What the exercise asks ->
Everything in the data below except the pictures must be repeated word for word.

Start of Block

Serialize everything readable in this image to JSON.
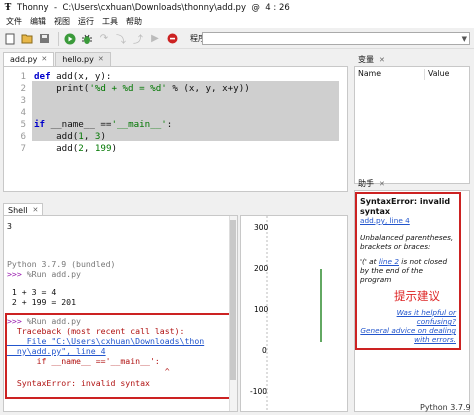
{
  "window": {
    "title": "Thonny  -  C:\\Users\\cxhuan\\Downloads\\thonny\\add.py  @  4 : 26"
  },
  "menu": [
    "文件",
    "编辑",
    "视图",
    "运行",
    "工具",
    "帮助"
  ],
  "toolbar": {
    "args_label": "程序参数:",
    "args_value": ""
  },
  "editor": {
    "tabs": [
      {
        "label": "add.py"
      },
      {
        "label": "hello.py"
      }
    ],
    "lines": [
      {
        "n": "1",
        "code": "def add(x, y):"
      },
      {
        "n": "2",
        "code": "    print('%d + %d = %d' % (x, y, x+y))"
      },
      {
        "n": "3",
        "code": ""
      },
      {
        "n": "4",
        "code": ""
      },
      {
        "n": "5",
        "code": "if __name__ =='__main__':"
      },
      {
        "n": "6",
        "code": "    add(1, 3)"
      },
      {
        "n": "7",
        "code": "    add(2, 199)"
      }
    ]
  },
  "variables": {
    "tab": "变量",
    "col_name": "Name",
    "col_value": "Value"
  },
  "assistant": {
    "tab": "助手",
    "error_title": "SyntaxError: invalid syntax",
    "location_link": "add.py, line 4",
    "unbalanced": "Unbalanced parentheses, brackets or braces:",
    "detail_pre": "'(' at ",
    "detail_link": "line 2",
    "detail_post": " is not closed by the end of the program",
    "helpful": "Was it helpful or confusing?",
    "general": "General advice on dealing with errors.",
    "annotation": "提示建议"
  },
  "shell": {
    "tab": "Shell",
    "lines": [
      {
        "t": "3",
        "cls": ""
      },
      {
        "t": "",
        "cls": ""
      },
      {
        "t": "Python 3.7.9 (bundled)",
        "cls": "gray"
      },
      {
        "t": ">>> %Run add.py",
        "cls": "run"
      },
      {
        "t": "",
        "cls": ""
      },
      {
        "t": " 1 + 3 = 4",
        "cls": ""
      },
      {
        "t": " 2 + 199 = 201",
        "cls": ""
      },
      {
        "t": ">>> %Run add.py",
        "cls": "run"
      },
      {
        "t": "  Traceback (most recent call last):",
        "cls": "errtxt"
      },
      {
        "t": "    File \"C:\\Users\\cxhuan\\Downloads\\thon",
        "cls": "errlink"
      },
      {
        "t": "  ny\\add.py\", line 4",
        "cls": "errlink"
      },
      {
        "t": "      if __name__ =='__main__':",
        "cls": "errtxt"
      },
      {
        "t": "                                ^",
        "cls": "errtxt"
      },
      {
        "t": "  SyntaxError: invalid syntax",
        "cls": "errtxt"
      }
    ]
  },
  "plotter": {
    "ticks": [
      "300",
      "200",
      "100",
      "0",
      "-100"
    ],
    "series_color": "#2e8b2e"
  },
  "status": {
    "version": "Python 3.7.9"
  }
}
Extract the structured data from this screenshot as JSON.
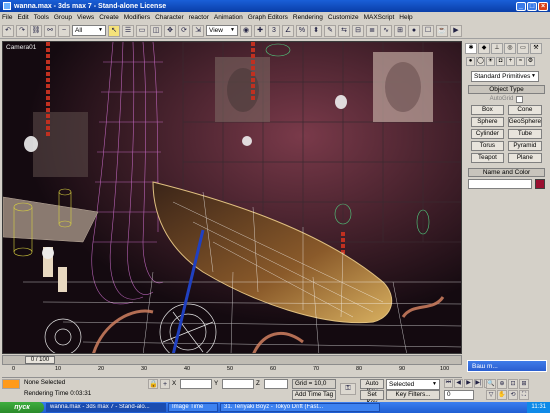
{
  "window": {
    "title": "wanna.max - 3ds max 7 - Stand-alone License"
  },
  "menu": [
    "File",
    "Edit",
    "Tools",
    "Group",
    "Views",
    "Create",
    "Modifiers",
    "Character",
    "reactor",
    "Animation",
    "Graph Editors",
    "Rendering",
    "Customize",
    "MAXScript",
    "Help"
  ],
  "toolbar": {
    "selection_filter": "All",
    "ref_coord": "View"
  },
  "viewport": {
    "label": "Camera01"
  },
  "command_panel": {
    "category": "Standard Primitives",
    "object_type_title": "Object Type",
    "autogrid_label": "AutoGrid",
    "primitives": [
      "Box",
      "Cone",
      "Sphere",
      "GeoSphere",
      "Cylinder",
      "Tube",
      "Torus",
      "Pyramid",
      "Teapot",
      "Plane"
    ],
    "name_color_title": "Name and Color",
    "object_color": "#9a1030"
  },
  "time": {
    "frame_display": "0 / 100",
    "ticks": [
      "0",
      "10",
      "20",
      "30",
      "40",
      "50",
      "60",
      "70",
      "80",
      "90",
      "100"
    ]
  },
  "status": {
    "selection": "None Selected",
    "rendering_time": "Rendering Time  0:03:31",
    "x_label": "X",
    "y_label": "Y",
    "z_label": "Z",
    "grid": "Grid = 10,0",
    "add_time_tag": "Add Time Tag",
    "auto_key": "Auto Key",
    "set_key": "Set Key",
    "key_mode": "Selected",
    "key_filters": "Key Filters...",
    "current_frame": "0"
  },
  "help_box": {
    "label": "Ваш m..."
  },
  "taskbar": {
    "start": "пуск",
    "tasks": [
      "wanna.max - 3ds max 7 - Stand-alo...",
      "Image Time",
      "31. Teriyaki Boyz - Tokyo Drift (Fast..."
    ],
    "clock": "11:31"
  },
  "colors": {
    "accent": "#1a5fd8",
    "viewport_bg": "#1a1216"
  }
}
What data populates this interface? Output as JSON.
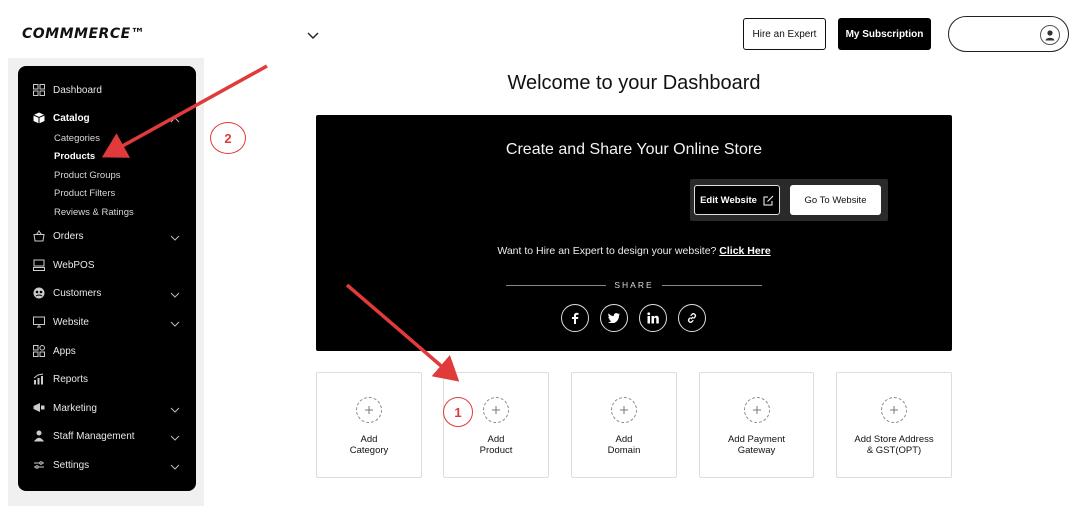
{
  "header": {
    "logo": "COMMMERCE™",
    "hire_label": "Hire an Expert",
    "subscription_label": "My Subscription"
  },
  "sidebar": {
    "items": [
      {
        "label": "Dashboard",
        "icon": "grid-icon"
      },
      {
        "label": "Catalog",
        "icon": "box-icon",
        "expanded": true
      },
      {
        "label": "Orders",
        "icon": "basket-icon"
      },
      {
        "label": "WebPOS",
        "icon": "pos-icon"
      },
      {
        "label": "Customers",
        "icon": "customers-icon"
      },
      {
        "label": "Website",
        "icon": "monitor-icon"
      },
      {
        "label": "Apps",
        "icon": "apps-icon"
      },
      {
        "label": "Reports",
        "icon": "chart-icon"
      },
      {
        "label": "Marketing",
        "icon": "megaphone-icon"
      },
      {
        "label": "Staff Management",
        "icon": "staff-icon"
      },
      {
        "label": "Settings",
        "icon": "settings-icon"
      }
    ],
    "catalog_sub": [
      "Categories",
      "Products",
      "Product Groups",
      "Product Filters",
      "Reviews & Ratings"
    ]
  },
  "main": {
    "welcome": "Welcome to your Dashboard",
    "hero": {
      "title": "Create and Share Your Online Store",
      "edit_label": "Edit Website",
      "go_label": "Go To Website",
      "hire_text": "Want to Hire an Expert to design your website?",
      "hire_link": "Click Here",
      "share_label": "SHARE"
    },
    "cards": [
      "Add\nCategory",
      "Add\nProduct",
      "Add\nDomain",
      "Add Payment\nGateway",
      "Add Store Address\n& GST(OPT)"
    ]
  },
  "annotations": {
    "one": "1",
    "two": "2"
  },
  "colors": {
    "accent": "#000000",
    "annotation": "#e03a3a"
  }
}
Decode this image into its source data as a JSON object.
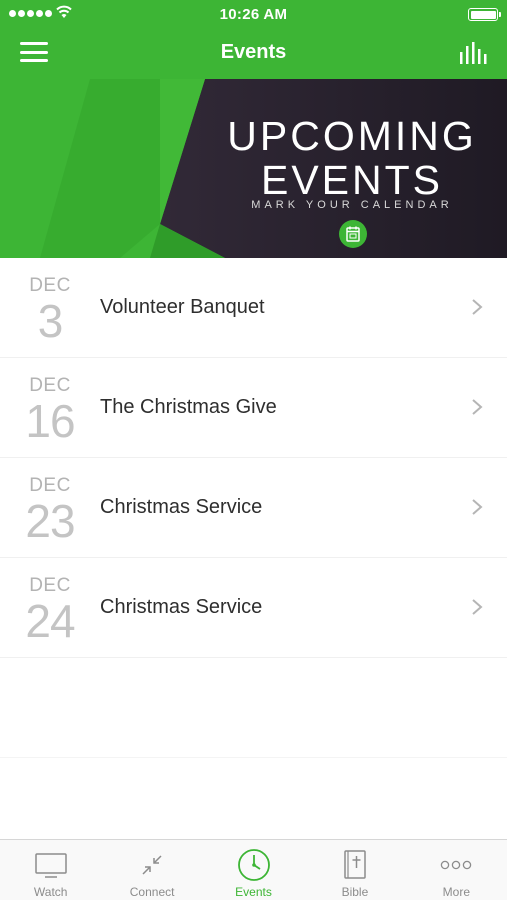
{
  "status_bar": {
    "time": "10:26 AM"
  },
  "nav": {
    "title": "Events"
  },
  "banner": {
    "line1": "UPCOMING",
    "line2": "EVENTS",
    "subtitle": "MARK YOUR CALENDAR"
  },
  "events": [
    {
      "month": "DEC",
      "day": "3",
      "title": "Volunteer Banquet"
    },
    {
      "month": "DEC",
      "day": "16",
      "title": "The Christmas Give"
    },
    {
      "month": "DEC",
      "day": "23",
      "title": "Christmas Service"
    },
    {
      "month": "DEC",
      "day": "24",
      "title": "Christmas Service"
    }
  ],
  "tabs": [
    {
      "label": "Watch",
      "icon": "tv-icon",
      "active": false
    },
    {
      "label": "Connect",
      "icon": "connect-arrows-icon",
      "active": false
    },
    {
      "label": "Events",
      "icon": "clock-icon",
      "active": true
    },
    {
      "label": "Bible",
      "icon": "bible-icon",
      "active": false
    },
    {
      "label": "More",
      "icon": "more-dots-icon",
      "active": false
    }
  ],
  "colors": {
    "brand_green": "#3db535",
    "banner_dark": "#2a2330",
    "inactive_tab": "#8c8c8c"
  }
}
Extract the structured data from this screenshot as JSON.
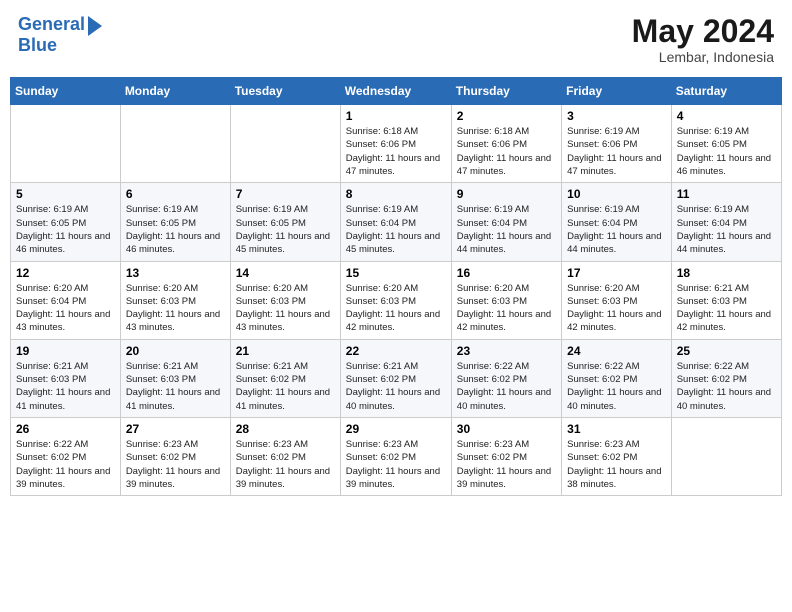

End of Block

Answer below ->
Serialize everything readable in this image to JSON.
{
  "window": {
    "title": "Thonny  -  C:\\Users\\cxhuan\\Downloads\\thonny\\add.py  @  4 : 26"
  },
  "menu": [
    "文件",
    "编辑",
    "视图",
    "运行",
    "工具",
    "帮助"
  ],
  "toolbar": {
    "args_label": "程序参数:",
    "args_value": ""
  },
  "editor": {
    "tabs": [
      {
        "label": "add.py"
      },
      {
        "label": "hello.py"
      }
    ],
    "lines": [
      {
        "n": "1",
        "code": "def add(x, y):"
      },
      {
        "n": "2",
        "code": "    print('%d + %d = %d' % (x, y, x+y))"
      },
      {
        "n": "3",
        "code": ""
      },
      {
        "n": "4",
        "code": ""
      },
      {
        "n": "5",
        "code": "if __name__ =='__main__':"
      },
      {
        "n": "6",
        "code": "    add(1, 3)"
      },
      {
        "n": "7",
        "code": "    add(2, 199)"
      }
    ]
  },
  "variables": {
    "tab": "变量",
    "col_name": "Name",
    "col_value": "Value"
  },
  "assistant": {
    "tab": "助手",
    "error_title": "SyntaxError: invalid syntax",
    "location_link": "add.py, line 4",
    "unbalanced": "Unbalanced parentheses, brackets or braces:",
    "detail_pre": "'(' at ",
    "detail_link": "line 2",
    "detail_post": " is not closed by the end of the program",
    "helpful": "Was it helpful or confusing?",
    "general": "General advice on dealing with errors.",
    "annotation": "提示建议"
  },
  "shell": {
    "tab": "Shell",
    "lines": [
      {
        "t": "3",
        "cls": ""
      },
      {
        "t": "",
        "cls": ""
      },
      {
        "t": "Python 3.7.9 (bundled)",
        "cls": "gray"
      },
      {
        "t": ">>> %Run add.py",
        "cls": "run"
      },
      {
        "t": "",
        "cls": ""
      },
      {
        "t": " 1 + 3 = 4",
        "cls": ""
      },
      {
        "t": " 2 + 199 = 201",
        "cls": ""
      },
      {
        "t": ">>> %Run add.py",
        "cls": "run"
      },
      {
        "t": "  Traceback (most recent call last):",
        "cls": "errtxt"
      },
      {
        "t": "    File \"C:\\Users\\cxhuan\\Downloads\\thon",
        "cls": "errlink"
      },
      {
        "t": "  ny\\add.py\", line 4",
        "cls": "errlink"
      },
      {
        "t": "      if __name__ =='__main__':",
        "cls": "errtxt"
      },
      {
        "t": "                                ^",
        "cls": "errtxt"
      },
      {
        "t": "  SyntaxError: invalid syntax",
        "cls": "errtxt"
      }
    ]
  },
  "plotter": {
    "ticks": [
      "300",
      "200",
      "100",
      "0",
      "-100"
    ],
    "series_color": "#2e8b2e"
  },
  "status": {
    "version": "Python 3.7.9"
  }
}
Extract the structured data from this screenshot as JSON.
{
  "window": {
    "title": "wanna.max - 3ds max 7 - Stand-alone License"
  },
  "menu": [
    "File",
    "Edit",
    "Tools",
    "Group",
    "Views",
    "Create",
    "Modifiers",
    "Character",
    "reactor",
    "Animation",
    "Graph Editors",
    "Rendering",
    "Customize",
    "MAXScript",
    "Help"
  ],
  "toolbar": {
    "selection_filter": "All",
    "ref_coord": "View"
  },
  "viewport": {
    "label": "Camera01"
  },
  "command_panel": {
    "category": "Standard Primitives",
    "object_type_title": "Object Type",
    "autogrid_label": "AutoGrid",
    "primitives": [
      "Box",
      "Cone",
      "Sphere",
      "GeoSphere",
      "Cylinder",
      "Tube",
      "Torus",
      "Pyramid",
      "Teapot",
      "Plane"
    ],
    "name_color_title": "Name and Color",
    "object_color": "#9a1030"
  },
  "time": {
    "frame_display": "0 / 100",
    "ticks": [
      "0",
      "10",
      "20",
      "30",
      "40",
      "50",
      "60",
      "70",
      "80",
      "90",
      "100"
    ]
  },
  "status": {
    "selection": "None Selected",
    "rendering_time": "Rendering Time  0:03:31",
    "x_label": "X",
    "y_label": "Y",
    "z_label": "Z",
    "grid": "Grid = 10,0",
    "add_time_tag": "Add Time Tag",
    "auto_key": "Auto Key",
    "set_key": "Set Key",
    "key_mode": "Selected",
    "key_filters": "Key Filters...",
    "current_frame": "0"
  },
  "help_box": {
    "label": "Ваш m..."
  },
  "taskbar": {
    "start": "пуск",
    "tasks": [
      "wanna.max - 3ds max 7 - Stand-alo...",
      "Image Time",
      "31. Teriyaki Boyz - Tokyo Drift (Fast..."
    ],
    "clock": "11:31"
  },
  "colors": {
    "accent": "#1a5fd8",
    "viewport_bg": "#1a1216"
  }
}
What data populates this interface? Output as JSON.
{
  "header": {
    "logo": "COMMMERCE™",
    "hire_label": "Hire an Expert",
    "subscription_label": "My Subscription"
  },
  "sidebar": {
    "items": [
      {
        "label": "Dashboard",
        "icon": "grid-icon"
      },
      {
        "label": "Catalog",
        "icon": "box-icon",
        "expanded": true
      },
      {
        "label": "Orders",
        "icon": "basket-icon"
      },
      {
        "label": "WebPOS",
        "icon": "pos-icon"
      },
      {
        "label": "Customers",
        "icon": "customers-icon"
      },
      {
        "label": "Website",
        "icon": "monitor-icon"
      },
      {
        "label": "Apps",
        "icon": "apps-icon"
      },
      {
        "label": "Reports",
        "icon": "chart-icon"
      },
      {
        "label": "Marketing",
        "icon": "megaphone-icon"
      },
      {
        "label": "Staff Management",
        "icon": "staff-icon"
      },
      {
        "label": "Settings",
        "icon": "settings-icon"
      }
    ],
    "catalog_sub": [
      "Categories",
      "Products",
      "Product Groups",
      "Product Filters",
      "Reviews & Ratings"
    ]
  },
  "main": {
    "welcome": "Welcome to your Dashboard",
    "hero": {
      "title": "Create and Share Your Online Store",
      "edit_label": "Edit Website",
      "go_label": "Go To Website",
      "hire_text": "Want to Hire an Expert to design your website?",
      "hire_link": "Click Here",
      "share_label": "SHARE"
    },
    "cards": [
      "Add\nCategory",
      "Add\nProduct",
      "Add\nDomain",
      "Add Payment\nGateway",
      "Add Store Address\n& GST(OPT)"
    ]
  },
  "annotations": {
    "one": "1",
    "two": "2"
  },
  "colors": {
    "accent": "#000000",
    "annotation": "#e03a3a"
  }
}
Decode this image into its source data as a JSON object.
{
  "status_bar": {
    "time": "10:26 AM"
  },
  "nav": {
    "title": "Events"
  },
  "banner": {
    "line1": "UPCOMING",
    "line2": "EVENTS",
    "subtitle": "MARK YOUR CALENDAR"
  },
  "events": [
    {
      "month": "DEC",
      "day": "3",
      "title": "Volunteer Banquet"
    },
    {
      "month": "DEC",
      "day": "16",
      "title": "The Christmas Give"
    },
    {
      "month": "DEC",
      "day": "23",
      "title": "Christmas Service"
    },
    {
      "month": "DEC",
      "day": "24",
      "title": "Christmas Service"
    }
  ],
  "tabs": [
    {
      "label": "Watch",
      "icon": "tv-icon",
      "active": false
    },
    {
      "label": "Connect",
      "icon": "connect-arrows-icon",
      "active": false
    },
    {
      "label": "Events",
      "icon": "clock-icon",
      "active": true
    },
    {
      "label": "Bible",
      "icon": "bible-icon",
      "active": false
    },
    {
      "label": "More",
      "icon": "more-dots-icon",
      "active": false
    }
  ],
  "colors": {
    "brand_green": "#3db535",
    "banner_dark": "#2a2330",
    "inactive_tab": "#8c8c8c"
  }
}
Extract the structured data from this screenshot as JSON.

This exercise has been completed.